Nearly half of current feature phone owners could switch carriers in the next 12 months, and Sprint appears to be in jeopardy of losing a large number of customers.
Customer loyalty -- or the lack thereof -- might prove to be an issue for US carriers in the next year, according to new data from research firm Kantar Worldpanel.
Over the next 12 months, 44 percent of feature phone owners planning to get a smartphone are at the very least considering switching current carriers, Kantar reported Wednesday. A little over one-quarter of feature phone owners will be switching carriers in the next year.
Feature phones are quickly losing steam in the mobile space. For the first time recently, the devices are no longer the most popular mobile gadget purchases, being replaced by smartphones. Although carriers might prefer that -- there's more money in data devices, after all -- they might be a little more concerned now that Kantar's data is out.
In addition to looking at general consumer plans, the company examined customer loyalty to the top carriers in the US during the first quarter of the year. Kantar found that 91 percent of Verizon's current smartphone customers have no plans of going elsewhere, followed by 89 percent of T-Mobile customers. AT&T came in third place at 83 percent smartphone customer loyalty. Sprint was last at 74 percent.
It was an even more concerning story on the feature phone side, with 60 percent of Sprint feature phone customers saying they'd stick with their current carrier. AT&T was tops among its own feature phone customers, with 75 percent loyalty.
So, what ultimately determines a customer's loyalty? Devices aren't nearly as important as one might think.
"The data points collected from smartphone owners and intenders indicate that while device portfolios and customer care are important, the real battleground in carriers' acquisition and retention is quality of service and competitive pricing," Kantar Worldpanel Comtech Chief of Research Carolina Milanesi wrote in a statement.
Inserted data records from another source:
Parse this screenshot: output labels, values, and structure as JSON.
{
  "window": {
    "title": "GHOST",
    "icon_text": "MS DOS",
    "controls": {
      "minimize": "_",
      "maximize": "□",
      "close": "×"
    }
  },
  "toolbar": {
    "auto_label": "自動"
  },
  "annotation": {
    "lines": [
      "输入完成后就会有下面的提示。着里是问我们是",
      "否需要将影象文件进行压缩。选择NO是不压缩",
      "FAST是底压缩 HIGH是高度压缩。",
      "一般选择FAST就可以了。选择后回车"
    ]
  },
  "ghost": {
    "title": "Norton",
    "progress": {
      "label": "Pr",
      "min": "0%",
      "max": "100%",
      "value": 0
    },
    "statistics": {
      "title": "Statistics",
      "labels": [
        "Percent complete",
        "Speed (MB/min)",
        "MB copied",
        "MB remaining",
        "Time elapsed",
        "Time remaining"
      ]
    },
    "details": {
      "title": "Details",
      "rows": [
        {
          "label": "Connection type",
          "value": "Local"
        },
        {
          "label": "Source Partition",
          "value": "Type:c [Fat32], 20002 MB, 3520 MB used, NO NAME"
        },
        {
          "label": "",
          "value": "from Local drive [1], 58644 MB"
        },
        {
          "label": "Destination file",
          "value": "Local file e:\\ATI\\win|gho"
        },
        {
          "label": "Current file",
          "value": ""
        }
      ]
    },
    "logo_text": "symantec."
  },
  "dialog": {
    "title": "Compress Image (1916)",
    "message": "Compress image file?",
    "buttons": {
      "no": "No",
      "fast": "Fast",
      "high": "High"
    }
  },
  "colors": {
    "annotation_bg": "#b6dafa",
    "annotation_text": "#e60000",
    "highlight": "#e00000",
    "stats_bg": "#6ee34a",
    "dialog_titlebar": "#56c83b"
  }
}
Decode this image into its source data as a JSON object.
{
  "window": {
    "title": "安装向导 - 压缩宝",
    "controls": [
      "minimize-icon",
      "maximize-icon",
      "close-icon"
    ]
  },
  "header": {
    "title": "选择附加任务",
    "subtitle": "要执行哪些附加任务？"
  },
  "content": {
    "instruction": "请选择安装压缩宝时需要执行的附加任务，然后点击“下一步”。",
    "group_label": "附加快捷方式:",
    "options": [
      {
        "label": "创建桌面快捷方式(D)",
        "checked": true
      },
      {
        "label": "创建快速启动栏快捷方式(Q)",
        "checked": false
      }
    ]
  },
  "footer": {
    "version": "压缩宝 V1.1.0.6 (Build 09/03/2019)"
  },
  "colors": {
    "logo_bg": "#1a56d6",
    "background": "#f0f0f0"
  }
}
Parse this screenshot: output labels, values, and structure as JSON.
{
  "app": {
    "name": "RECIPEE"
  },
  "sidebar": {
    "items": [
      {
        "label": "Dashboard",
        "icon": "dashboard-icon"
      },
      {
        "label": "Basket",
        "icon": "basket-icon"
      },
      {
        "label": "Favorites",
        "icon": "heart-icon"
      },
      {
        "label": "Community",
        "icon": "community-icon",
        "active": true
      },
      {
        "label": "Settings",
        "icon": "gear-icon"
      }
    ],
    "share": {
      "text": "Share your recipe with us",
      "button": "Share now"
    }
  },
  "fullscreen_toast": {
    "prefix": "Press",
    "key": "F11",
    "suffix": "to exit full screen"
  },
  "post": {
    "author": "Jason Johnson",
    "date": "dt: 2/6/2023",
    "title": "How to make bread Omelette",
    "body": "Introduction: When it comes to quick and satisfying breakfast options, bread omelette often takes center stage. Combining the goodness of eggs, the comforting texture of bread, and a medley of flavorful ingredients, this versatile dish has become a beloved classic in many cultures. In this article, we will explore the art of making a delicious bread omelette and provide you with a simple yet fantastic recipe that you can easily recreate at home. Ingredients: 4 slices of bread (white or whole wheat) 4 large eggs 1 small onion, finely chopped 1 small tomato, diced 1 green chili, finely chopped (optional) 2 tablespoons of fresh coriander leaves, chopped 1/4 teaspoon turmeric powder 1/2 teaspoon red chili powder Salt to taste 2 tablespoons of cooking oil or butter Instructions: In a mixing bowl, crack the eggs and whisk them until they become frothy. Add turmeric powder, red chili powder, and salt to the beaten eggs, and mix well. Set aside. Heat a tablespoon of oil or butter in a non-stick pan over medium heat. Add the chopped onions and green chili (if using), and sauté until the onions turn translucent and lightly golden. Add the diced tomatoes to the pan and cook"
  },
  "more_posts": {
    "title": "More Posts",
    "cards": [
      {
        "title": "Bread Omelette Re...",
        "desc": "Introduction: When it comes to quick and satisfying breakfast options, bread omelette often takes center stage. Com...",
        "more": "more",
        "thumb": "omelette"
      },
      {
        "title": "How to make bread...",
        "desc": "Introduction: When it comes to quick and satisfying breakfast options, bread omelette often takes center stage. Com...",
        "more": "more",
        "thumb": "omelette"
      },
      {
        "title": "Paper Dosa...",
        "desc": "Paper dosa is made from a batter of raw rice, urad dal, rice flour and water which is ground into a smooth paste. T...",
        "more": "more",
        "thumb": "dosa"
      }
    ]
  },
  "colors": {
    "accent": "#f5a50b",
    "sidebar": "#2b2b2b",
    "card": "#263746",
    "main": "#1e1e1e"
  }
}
CNET has contacted US carriers for comment on the report. We will update this story when we have more information.